Available data START

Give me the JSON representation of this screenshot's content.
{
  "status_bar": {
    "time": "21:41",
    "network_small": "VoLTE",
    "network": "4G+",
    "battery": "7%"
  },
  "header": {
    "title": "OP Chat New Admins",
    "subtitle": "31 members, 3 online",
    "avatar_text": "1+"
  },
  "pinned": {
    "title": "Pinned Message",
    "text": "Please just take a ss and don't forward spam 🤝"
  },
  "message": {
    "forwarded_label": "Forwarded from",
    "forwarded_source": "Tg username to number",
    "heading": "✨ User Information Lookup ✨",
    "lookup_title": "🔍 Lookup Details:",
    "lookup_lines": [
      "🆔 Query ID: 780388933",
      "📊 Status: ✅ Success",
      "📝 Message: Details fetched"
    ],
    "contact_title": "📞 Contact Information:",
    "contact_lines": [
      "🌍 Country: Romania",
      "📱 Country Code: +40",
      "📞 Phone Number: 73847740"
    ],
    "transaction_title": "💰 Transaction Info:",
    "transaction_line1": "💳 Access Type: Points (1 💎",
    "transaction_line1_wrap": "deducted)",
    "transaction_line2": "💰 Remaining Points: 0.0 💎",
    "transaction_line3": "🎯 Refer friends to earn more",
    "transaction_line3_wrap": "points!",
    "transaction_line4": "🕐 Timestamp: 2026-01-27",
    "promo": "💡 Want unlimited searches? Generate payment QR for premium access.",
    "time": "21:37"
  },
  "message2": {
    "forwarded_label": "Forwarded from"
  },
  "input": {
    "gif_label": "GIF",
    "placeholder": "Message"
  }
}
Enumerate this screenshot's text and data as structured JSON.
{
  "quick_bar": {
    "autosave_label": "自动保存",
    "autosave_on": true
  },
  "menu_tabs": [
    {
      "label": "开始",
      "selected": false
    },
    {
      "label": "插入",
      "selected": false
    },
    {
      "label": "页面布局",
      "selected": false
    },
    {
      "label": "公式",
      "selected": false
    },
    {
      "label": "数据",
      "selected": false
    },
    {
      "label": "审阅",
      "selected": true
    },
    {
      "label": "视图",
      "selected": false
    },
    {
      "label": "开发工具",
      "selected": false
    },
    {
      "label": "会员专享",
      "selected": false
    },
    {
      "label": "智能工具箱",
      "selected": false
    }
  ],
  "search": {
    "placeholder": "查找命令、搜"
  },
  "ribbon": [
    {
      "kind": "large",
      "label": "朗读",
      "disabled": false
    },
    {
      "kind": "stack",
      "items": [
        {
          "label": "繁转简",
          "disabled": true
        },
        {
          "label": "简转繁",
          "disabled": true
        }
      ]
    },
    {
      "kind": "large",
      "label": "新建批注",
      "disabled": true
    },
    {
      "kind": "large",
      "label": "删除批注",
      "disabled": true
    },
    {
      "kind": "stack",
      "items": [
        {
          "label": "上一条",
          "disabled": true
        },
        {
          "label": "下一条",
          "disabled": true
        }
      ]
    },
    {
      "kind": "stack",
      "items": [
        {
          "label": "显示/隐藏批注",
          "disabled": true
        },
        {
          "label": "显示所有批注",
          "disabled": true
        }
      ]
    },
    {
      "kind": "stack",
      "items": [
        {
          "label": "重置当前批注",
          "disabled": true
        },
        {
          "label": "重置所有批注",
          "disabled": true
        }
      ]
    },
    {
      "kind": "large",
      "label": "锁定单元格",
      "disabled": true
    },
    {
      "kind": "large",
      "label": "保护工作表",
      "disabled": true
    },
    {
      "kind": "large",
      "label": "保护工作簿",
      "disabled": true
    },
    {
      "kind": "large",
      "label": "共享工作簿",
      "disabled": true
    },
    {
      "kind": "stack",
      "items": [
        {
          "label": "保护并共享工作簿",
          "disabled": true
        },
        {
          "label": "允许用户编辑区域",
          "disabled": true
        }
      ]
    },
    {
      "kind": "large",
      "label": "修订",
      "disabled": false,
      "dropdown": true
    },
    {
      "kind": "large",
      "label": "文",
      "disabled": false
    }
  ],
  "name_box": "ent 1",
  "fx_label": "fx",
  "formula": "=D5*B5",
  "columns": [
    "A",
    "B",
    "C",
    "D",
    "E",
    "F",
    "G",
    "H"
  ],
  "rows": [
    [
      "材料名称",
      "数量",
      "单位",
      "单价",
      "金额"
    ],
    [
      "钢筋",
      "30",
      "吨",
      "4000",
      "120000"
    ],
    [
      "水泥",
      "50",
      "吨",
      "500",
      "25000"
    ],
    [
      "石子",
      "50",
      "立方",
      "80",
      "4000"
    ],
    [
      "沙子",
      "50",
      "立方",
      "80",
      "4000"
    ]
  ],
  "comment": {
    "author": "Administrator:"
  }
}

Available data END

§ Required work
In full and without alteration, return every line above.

§ Exercise response
Give me the JSON representation of this screenshot's content.
{
  "status_bar": {
    "time": "21:41",
    "network_small": "VoLTE",
    "network": "4G+",
    "battery": "7%"
  },
  "header": {
    "title": "OP Chat New Admins",
    "subtitle": "31 members, 3 online",
    "avatar_text": "1+"
  },
  "pinned": {
    "title": "Pinned Message",
    "text": "Please just take a ss and don't forward spam 🤝"
  },
  "message": {
    "forwarded_label": "Forwarded from",
    "forwarded_source": "Tg username to number",
    "heading": "✨ User Information Lookup ✨",
    "lookup_title": "🔍 Lookup Details:",
    "lookup_lines": [
      "🆔 Query ID: 780388933",
      "📊 Status: ✅ Success",
      "📝 Message: Details fetched"
    ],
    "contact_title": "📞 Contact Information:",
    "contact_lines": [
      "🌍 Country: Romania",
      "📱 Country Code: +40",
      "📞 Phone Number: 73847740"
    ],
    "transaction_title": "💰 Transaction Info:",
    "transaction_line1": "💳 Access Type: Points (1 💎",
    "transaction_line1_wrap": "deducted)",
    "transaction_line2": "💰 Remaining Points: 0.0 💎",
    "transaction_line3": "🎯 Refer friends to earn more",
    "transaction_line3_wrap": "points!",
    "transaction_line4": "🕐 Timestamp: 2026-01-27",
    "promo": "💡 Want unlimited searches? Generate payment QR for premium access.",
    "time": "21:37"
  },
  "message2": {
    "forwarded_label": "Forwarded from"
  },
  "input": {
    "gif_label": "GIF",
    "placeholder": "Message"
  }
}
Enumerate this screenshot's text and data as structured JSON.
{
  "quick_bar": {
    "autosave_label": "自动保存",
    "autosave_on": true
  },
  "menu_tabs": [
    {
      "label": "开始",
      "selected": false
    },
    {
      "label": "插入",
      "selected": false
    },
    {
      "label": "页面布局",
      "selected": false
    },
    {
      "label": "公式",
      "selected": false
    },
    {
      "label": "数据",
      "selected": false
    },
    {
      "label": "审阅",
      "selected": true
    },
    {
      "label": "视图",
      "selected": false
    },
    {
      "label": "开发工具",
      "selected": false
    },
    {
      "label": "会员专享",
      "selected": false
    },
    {
      "label": "智能工具箱",
      "selected": false
    }
  ],
  "search": {
    "placeholder": "查找命令、搜"
  },
  "ribbon": [
    {
      "kind": "large",
      "label": "朗读",
      "disabled": false
    },
    {
      "kind": "stack",
      "items": [
        {
          "label": "繁转简",
          "disabled": true
        },
        {
          "label": "简转繁",
          "disabled": true
        }
      ]
    },
    {
      "kind": "large",
      "label": "新建批注",
      "disabled": true
    },
    {
      "kind": "large",
      "label": "删除批注",
      "disabled": true
    },
    {
      "kind": "stack",
      "items": [
        {
          "label": "上一条",
          "disabled": true
        },
        {
          "label": "下一条",
          "disabled": true
        }
      ]
    },
    {
      "kind": "stack",
      "items": [
        {
          "label": "显示/隐藏批注",
          "disabled": true
        },
        {
          "label": "显示所有批注",
          "disabled": true
        }
      ]
    },
    {
      "kind": "stack",
      "items": [
        {
          "label": "重置当前批注",
          "disabled": true
        },
        {
          "label": "重置所有批注",
          "disabled": true
        }
      ]
    },
    {
      "kind": "large",
      "label": "锁定单元格",
      "disabled": true
    },
    {
      "kind": "large",
      "label": "保护工作表",
      "disabled": true
    },
    {
      "kind": "large",
      "label": "保护工作簿",
      "disabled": true
    },
    {
      "kind": "large",
      "label": "共享工作簿",
      "disabled": true
    },
    {
      "kind": "stack",
      "items": [
        {
          "label": "保护并共享工作簿",
          "disabled": true
        },
        {
          "label": "允许用户编辑区域",
          "disabled": true
        }
      ]
    },
    {
      "kind": "large",
      "label": "修订",
      "disabled": false,
      "dropdown": true
    },
    {
      "kind": "large",
      "label": "文",
      "disabled": false
    }
  ],
  "name_box": "ent 1",
  "fx_label": "fx",
  "formula": "=D5*B5",
  "columns": [
    "A",
    "B",
    "C",
    "D",
    "E",
    "F",
    "G",
    "H"
  ],
  "rows": [
    [
      "材料名称",
      "数量",
      "单位",
      "单价",
      "金额"
    ],
    [
      "钢筋",
      "30",
      "吨",
      "4000",
      "120000"
    ],
    [
      "水泥",
      "50",
      "吨",
      "500",
      "25000"
    ],
    [
      "石子",
      "50",
      "立方",
      "80",
      "4000"
    ],
    [
      "沙子",
      "50",
      "立方",
      "80",
      "4000"
    ]
  ],
  "comment": {
    "author": "Administrator:"
  }
}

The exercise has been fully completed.